New Delhi: The Nepal government has initiated an inquiry against three Indian climbers over allegations that they faked claims of summiting Mount Everest on 26 May.
Vikas Rana, Shobha Banwala and Ankush Kasana of Haryana, who returned to a grand welcome in each of their hometowns, have been asked to furnish “documentary proof” of reaching the peak of Mount Everest.
The inquiry came after The Himalayan Times, a Kathmandu-based daily, claimed the three had not even crossed Camp 3, the penultimate rest stop over 1,300 metres below the summit.
The newspaper claimed to have based its conclusions on several factors: None of the three could produce a photo clicked on the peak, the sherpas, who have to mandatorily accompany each climber, did not vouch for the claim, and Nepal’s Department of Tourism (DoT), the final arbiter, has still not given a certificate to the three.
According to the report, when the three were asked the names of their sherpas, they couldn’t recall them either. The trio claimed they and their four sherpas were the only people who climbed Everest on 26 May, the report added.
DoT director Meera Acharya told ThePrint that they had asked the three climbers to provide them with photographs, videos and any other evidence backing their claim of having reached the summit.
“We have also contacted the travel agency… whose clients the three were, as well as the sherpas who accompanied them to the summit, and asked them to spill out the facts,” she said. “We will give our verdict in next few days.”
The alleged fake claim has since caught the notice of Everest enthusiasts, with a popular blog run by American mountaineer Alan Arnette carrying the headline “Indians Fake their Summit Claim”.
For India, which accounts for the largest number of Everest summiteers after the US every year, it’s an avoidable controversy. It was just two years ago that two climbers who claimed to be the first Indian couple on the Everest peak were found to have faked their claim.
‘Too early to castigate the climbers’
The Indian Mountaineering Federation (IMF), incensed by the row, has stepped in, saying they want the authority to certify Indian climbers’ summiting feats.
“We are seriously contemplating approaching the Indian government,” said IMF president Colonel H.S. Chauhan (retired).
“We would like to have a say in authenticating successful climbs by Indian nationals,” he added.
Chauhan said it was too early to castigate the three climbers as the facts of the case had still not been fully established.
‘A ticket to brand name’
Whatever the result of the Nepalese inquiry, experts say the fact couldn’t be denied that mountaineering is no longer the spiritual pursuit it used to be, with many treating the Everest as a highway to fame.
“Climbing Everest is no longer the culmination of a deeply-cultivated desire. In these days of frenetic social media activity, it’s a ticket to brand name and recognition,” said Chauhan.
Anup Shah, a nature photographer and mountaineer who won the Padma Shri this year, lamented that the thrill of crossing high passes was now replaced by a lust to cover the most number of passes in the shortest time.

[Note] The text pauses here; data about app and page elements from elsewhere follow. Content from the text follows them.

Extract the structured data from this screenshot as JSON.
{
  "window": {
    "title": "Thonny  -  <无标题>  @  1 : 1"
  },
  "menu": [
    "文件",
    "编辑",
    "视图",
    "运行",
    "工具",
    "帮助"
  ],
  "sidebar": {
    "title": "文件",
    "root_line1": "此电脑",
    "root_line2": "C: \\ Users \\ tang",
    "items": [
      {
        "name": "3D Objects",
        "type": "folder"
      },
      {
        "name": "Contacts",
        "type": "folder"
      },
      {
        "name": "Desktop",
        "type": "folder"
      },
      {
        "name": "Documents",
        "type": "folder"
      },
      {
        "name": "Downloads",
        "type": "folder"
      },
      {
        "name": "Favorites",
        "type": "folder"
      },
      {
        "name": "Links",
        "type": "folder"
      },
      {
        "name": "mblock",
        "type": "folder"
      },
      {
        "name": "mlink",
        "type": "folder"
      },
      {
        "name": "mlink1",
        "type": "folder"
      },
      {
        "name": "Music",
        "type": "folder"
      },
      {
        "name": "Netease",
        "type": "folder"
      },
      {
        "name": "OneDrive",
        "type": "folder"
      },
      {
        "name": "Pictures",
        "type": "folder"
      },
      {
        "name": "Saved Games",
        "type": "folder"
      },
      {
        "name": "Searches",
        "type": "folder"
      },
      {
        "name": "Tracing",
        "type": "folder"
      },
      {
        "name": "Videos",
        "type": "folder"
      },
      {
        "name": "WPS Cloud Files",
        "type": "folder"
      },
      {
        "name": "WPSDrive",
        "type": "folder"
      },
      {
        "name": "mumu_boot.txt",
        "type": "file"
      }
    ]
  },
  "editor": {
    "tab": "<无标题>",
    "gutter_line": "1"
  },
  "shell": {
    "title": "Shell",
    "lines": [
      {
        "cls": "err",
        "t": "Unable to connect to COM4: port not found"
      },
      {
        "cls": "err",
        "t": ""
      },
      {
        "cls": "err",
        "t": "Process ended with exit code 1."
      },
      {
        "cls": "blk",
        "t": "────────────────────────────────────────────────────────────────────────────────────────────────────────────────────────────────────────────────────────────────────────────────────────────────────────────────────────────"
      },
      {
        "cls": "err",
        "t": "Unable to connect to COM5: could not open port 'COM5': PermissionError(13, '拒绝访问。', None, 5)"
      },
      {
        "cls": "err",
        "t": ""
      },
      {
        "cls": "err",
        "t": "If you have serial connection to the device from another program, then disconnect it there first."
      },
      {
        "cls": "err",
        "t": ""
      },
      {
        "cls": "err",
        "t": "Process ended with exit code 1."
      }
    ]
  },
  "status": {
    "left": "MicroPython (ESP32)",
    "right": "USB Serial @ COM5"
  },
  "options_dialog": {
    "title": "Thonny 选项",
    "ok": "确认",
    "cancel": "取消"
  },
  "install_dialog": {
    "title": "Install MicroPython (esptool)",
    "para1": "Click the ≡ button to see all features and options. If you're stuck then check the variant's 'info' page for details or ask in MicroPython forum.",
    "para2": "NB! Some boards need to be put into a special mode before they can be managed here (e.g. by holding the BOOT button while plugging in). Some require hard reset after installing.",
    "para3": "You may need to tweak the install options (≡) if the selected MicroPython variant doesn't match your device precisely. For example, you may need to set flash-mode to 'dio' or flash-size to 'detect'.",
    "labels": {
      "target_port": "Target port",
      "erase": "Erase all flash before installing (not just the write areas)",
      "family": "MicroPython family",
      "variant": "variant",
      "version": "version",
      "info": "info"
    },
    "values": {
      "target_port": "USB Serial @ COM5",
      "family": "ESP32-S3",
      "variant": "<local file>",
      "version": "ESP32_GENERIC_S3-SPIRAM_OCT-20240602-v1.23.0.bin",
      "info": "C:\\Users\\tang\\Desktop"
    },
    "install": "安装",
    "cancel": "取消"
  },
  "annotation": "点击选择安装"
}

“We may have gained more Facebook friends with our photographs, but have lost the magical feeling that brought us close to the mountains in the first place,” he said.
“Love of climbing a mountain as an act of spiritual exercise is now a rare trait among mountaineers,” he added.
However, Aditya Gupta, who scaled Everest on 22 May, said while more people were attempting the Everest climb, which involves the purchase of a licence worth Rs 8 lakh, it didn’t diminish the hard work required to pull it off.
“More and more people,” said Gupta, “are running marathons now. Does this make marathons any easier? Same for Everest climbing.
“Socio-economic changes and the need for recognition are bringing more people to the Everest. What is wrong with it?” he added. “These changes cannot be undone.”
The author is a senior journalist and filmmaker who writes on environment and wildlife